The higher the average value of your customers’ orders, the more profit you make, notwithstanding other factors, like the cost of selling your products. Those factors can also be measured with KPIs, but average order value (AOV) should be one of the first on your list of must-haves.
To calculate AOV, you need to know the exact amount of revenue that your store or social-selling business generated in a given period of time, and the exact number of orders placed by your customers. Divide the revenue total by the number of orders, and you will have the average order value.
Example: If your store made a total of $50,000 in one month, and the total number of orders for the month was 750, the average order value would be 50,000/75 = $66.66.
If the conversion rate KPI is crucial for understanding how many visits to your website result in sales, AOV is essential to understand how well your marketing induces customers to spend.
One key to increasing conversions is to understand why visitors elect not to make a purchase. There can be many reasons, but those prompting them to abandon an initiated sales transaction should be primary targets for your attention.
To measure shopping cart abandonment rate, you need to know the number of completed sales transactions, and the total number of transactions initiated (regardless of whether they were completed). Assuming you have that data, apply the following formula:
1 – (# of completed sales transactions/# of initiated sales transactions). This will give you the percentage of abandoned carts (cart abandonment rate).
Example: If the total number of completed transactions in your store was 750 in one month, and the number of initiated transactions was 1,000, the cart abandonment rate would be 1 – (750/1000) = 1 – 0.75 = 0.25 or 25%.
If you are entering the e-commerce market in the Middle East, you should be aware that cash-on-delivery (COD) is the dominant payment method among consumers in the region.
To avoid high levels of cart abandonment, you might consider finding a way to offer COD to your customers, or otherwise, make it very clear on your product pages that you don’t offer that payment option.

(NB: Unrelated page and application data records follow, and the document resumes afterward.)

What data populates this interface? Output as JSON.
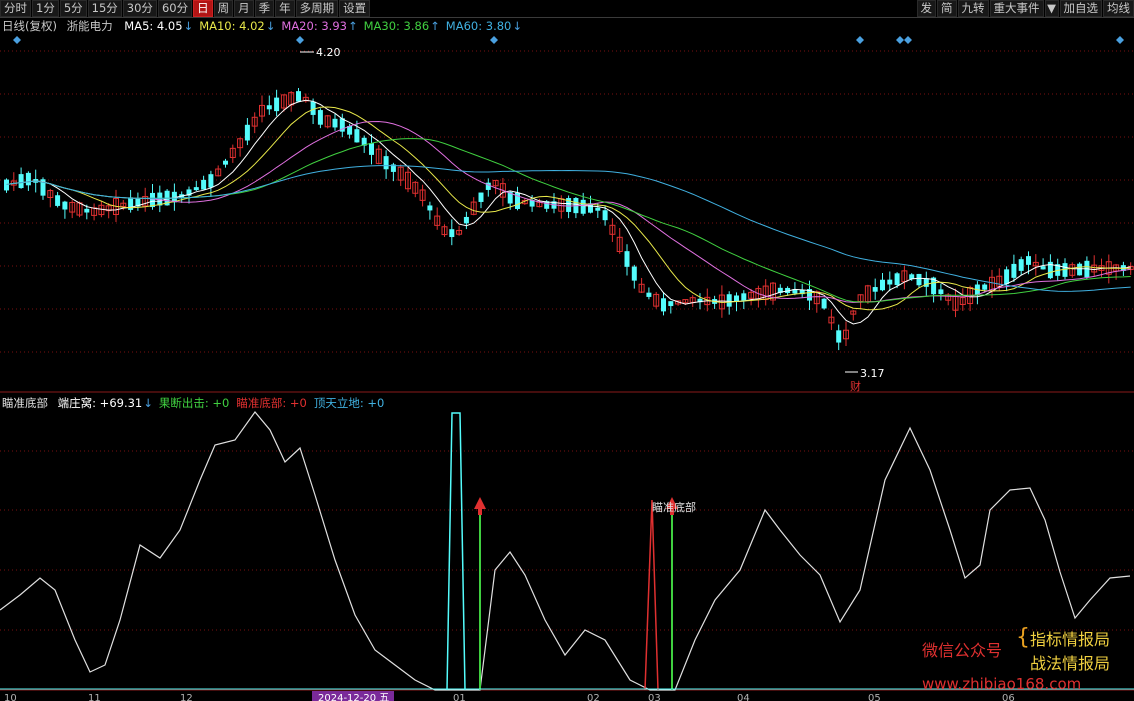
{
  "toolbar": {
    "left": [
      {
        "label": "分时",
        "active": false
      },
      {
        "label": "1分",
        "active": false
      },
      {
        "label": "5分",
        "active": false
      },
      {
        "label": "15分",
        "active": false
      },
      {
        "label": "30分",
        "active": false
      },
      {
        "label": "60分",
        "active": false
      },
      {
        "label": "日",
        "active": true
      },
      {
        "label": "周",
        "active": false
      },
      {
        "label": "月",
        "active": false
      },
      {
        "label": "季",
        "active": false
      },
      {
        "label": "年",
        "active": false
      },
      {
        "label": "多周期",
        "active": false
      },
      {
        "label": "设置",
        "active": false
      }
    ],
    "right": [
      "发",
      "简",
      "九转",
      "重大事件",
      "▼",
      "加自选",
      "均线"
    ]
  },
  "main_legend": {
    "period": "日线(复权)",
    "stock": "浙能电力",
    "ma": [
      {
        "label": "MA5: 4.05",
        "arrow": "↓",
        "color": "#ffffff"
      },
      {
        "label": "MA10: 4.02",
        "arrow": "↓",
        "color": "#e8e84a"
      },
      {
        "label": "MA20: 3.93",
        "arrow": "↑",
        "color": "#e070e0"
      },
      {
        "label": "MA30: 3.86",
        "arrow": "↑",
        "color": "#40d040"
      },
      {
        "label": "MA60: 3.80",
        "arrow": "↓",
        "color": "#40b0e0"
      }
    ]
  },
  "price_annotations": {
    "high": "4.20",
    "low": "3.17",
    "low_tag": "财"
  },
  "indicator_legend": {
    "name": "瞄准底部",
    "items": [
      {
        "label": "端庄窝: +69.31",
        "arrow": "↓",
        "color": "#ffffff"
      },
      {
        "label": "果断出击: +0",
        "arrow": "",
        "color": "#40d040"
      },
      {
        "label": "瞄准底部: +0",
        "arrow": "",
        "color": "#e03030"
      },
      {
        "label": "顶天立地: +0",
        "arrow": "",
        "color": "#40b0e0"
      }
    ],
    "signal_text": "瞄准底部"
  },
  "date_axis": [
    "10",
    "11",
    "12",
    "2024-12-20 五",
    "01",
    "02",
    "03",
    "04",
    "05",
    "06"
  ],
  "watermark": {
    "left": "微信公众号",
    "right_top": "指标情报局",
    "right_bottom": "战法情报局",
    "url": "www.zhibiao168.com"
  },
  "colors": {
    "up": "#e03030",
    "down": "#54fcfc",
    "background": "#000000",
    "grid": "#7a1010"
  }
}
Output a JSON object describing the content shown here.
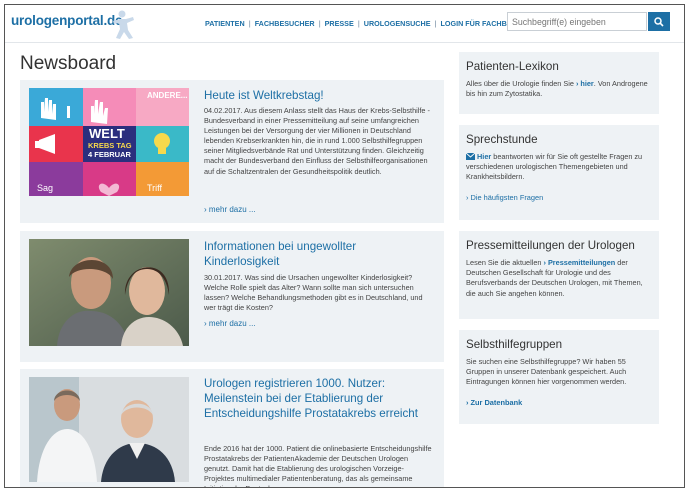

If your visitors reach the checkout page before learning they cannot pay with cash, the likelihood of abandonment is much higher than it might be in other regional markets.
If you could have only three KPIs for your e-commerce business, conversion rate, average order value, and cart abandonment rate would probably be the ones to opt for. Nevertheless, many other KPIs exist to help you piece together a picture of marketing, sales, fulfillment, and customer service performance.
You won’t go far wrong, for example, by integrating any or all of the following into a primary dashboard of six to ten KPIs:
• Repeat customer rate: The percentage of customers making further purchases after the first one.
• Cost of goods sold: COGS measures the total accumulated costs of creating a product (or purchasing it) and all other costs incurred along the way to a successful sale.
• Website traffic by source: A measurement of the total number of visits to your e-commerce website, broken down by source (such as email, social selling, referrals, and paid advertising)
• Time-on-site: Tracks how long visitors stay on your site. Time on site is essentially a measure of visitor engagement.
• Gross margin: This KPI is a calculation of the value of your sales minus your COGS.
• Perfect order: This fulfillment KPI is a composite measurement of the percentage of customer orders delivered on time, in full, free from errors, and with accurate documentation.
A combination of any of these KPIs, along with the top three covered in more detail above, will give you a comprehensive view of performance without being overwhelming.
Of course, if you wish to capture lots more metrics, there is no harm in doing so, but you should probably not attempt to monitor them actively. Instead, you can reserve them for use, when needed, to help analyze issues highlighted by your primary KPIs.
Ultimately, the right combination of metrics will depend upon the exact nature of your business model and strategy. Whatever you do, try not to track too many or make them too complex. Keep things simple and measure what matters, so you can realistically monitor your KPIs constantly, understand them, and most importantly, act on the intelligence they provide.